When a picture appears among the records, leave it out, and copy all else exactly.
*** MATERIAL SUPPLIED ***
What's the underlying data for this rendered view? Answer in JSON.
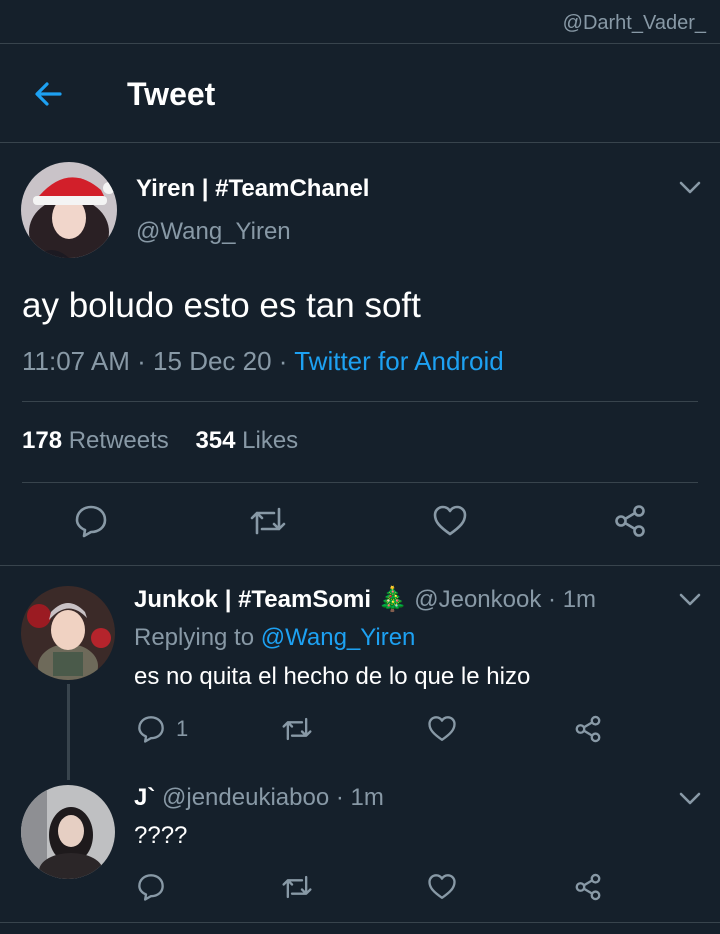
{
  "watermark": "@Darht_Vader_",
  "header": {
    "title": "Tweet"
  },
  "tweet": {
    "name": "Yiren | #TeamChanel",
    "handle": "@Wang_Yiren",
    "text": "ay boludo esto es tan soft",
    "time": "11:07 AM",
    "sep1": " · ",
    "date": "15 Dec 20",
    "sep2": " · ",
    "source": "Twitter for Android",
    "retweets_count": "178",
    "retweets_label": "Retweets",
    "likes_count": "354",
    "likes_label": "Likes"
  },
  "replies": [
    {
      "name": "Junkok | #TeamSomi",
      "emoji": "🎄",
      "handle": "@Jeonkook",
      "sep": " · ",
      "age": "1m",
      "replying_prefix": "Replying to",
      "replying_handle": "@Wang_Yiren",
      "text": "es no quita el hecho de lo que le hizo",
      "reply_count": "1"
    },
    {
      "name": "J`",
      "handle": "@jendeukiaboo",
      "sep": " · ",
      "age": "1m",
      "text": "????"
    }
  ],
  "icons": [
    "back-arrow-icon",
    "chevron-down-icon",
    "reply-icon",
    "retweet-icon",
    "like-icon",
    "share-icon"
  ],
  "colors": {
    "background": "#15202b",
    "accent": "#1da1f2",
    "muted": "#8899a6",
    "divider": "#38444d"
  }
}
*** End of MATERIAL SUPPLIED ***
* **REPLY**
What's the underlying data for this rendered view? Answer in JSON.
{
  "watermark": "@Darht_Vader_",
  "header": {
    "title": "Tweet"
  },
  "tweet": {
    "name": "Yiren | #TeamChanel",
    "handle": "@Wang_Yiren",
    "text": "ay boludo esto es tan soft",
    "time": "11:07 AM",
    "sep1": " · ",
    "date": "15 Dec 20",
    "sep2": " · ",
    "source": "Twitter for Android",
    "retweets_count": "178",
    "retweets_label": "Retweets",
    "likes_count": "354",
    "likes_label": "Likes"
  },
  "replies": [
    {
      "name": "Junkok | #TeamSomi",
      "emoji": "🎄",
      "handle": "@Jeonkook",
      "sep": " · ",
      "age": "1m",
      "replying_prefix": "Replying to",
      "replying_handle": "@Wang_Yiren",
      "text": "es no quita el hecho de lo que le hizo",
      "reply_count": "1"
    },
    {
      "name": "J`",
      "handle": "@jendeukiaboo",
      "sep": " · ",
      "age": "1m",
      "text": "????"
    }
  ],
  "icons": [
    "back-arrow-icon",
    "chevron-down-icon",
    "reply-icon",
    "retweet-icon",
    "like-icon",
    "share-icon"
  ],
  "colors": {
    "background": "#15202b",
    "accent": "#1da1f2",
    "muted": "#8899a6",
    "divider": "#38444d"
  }
}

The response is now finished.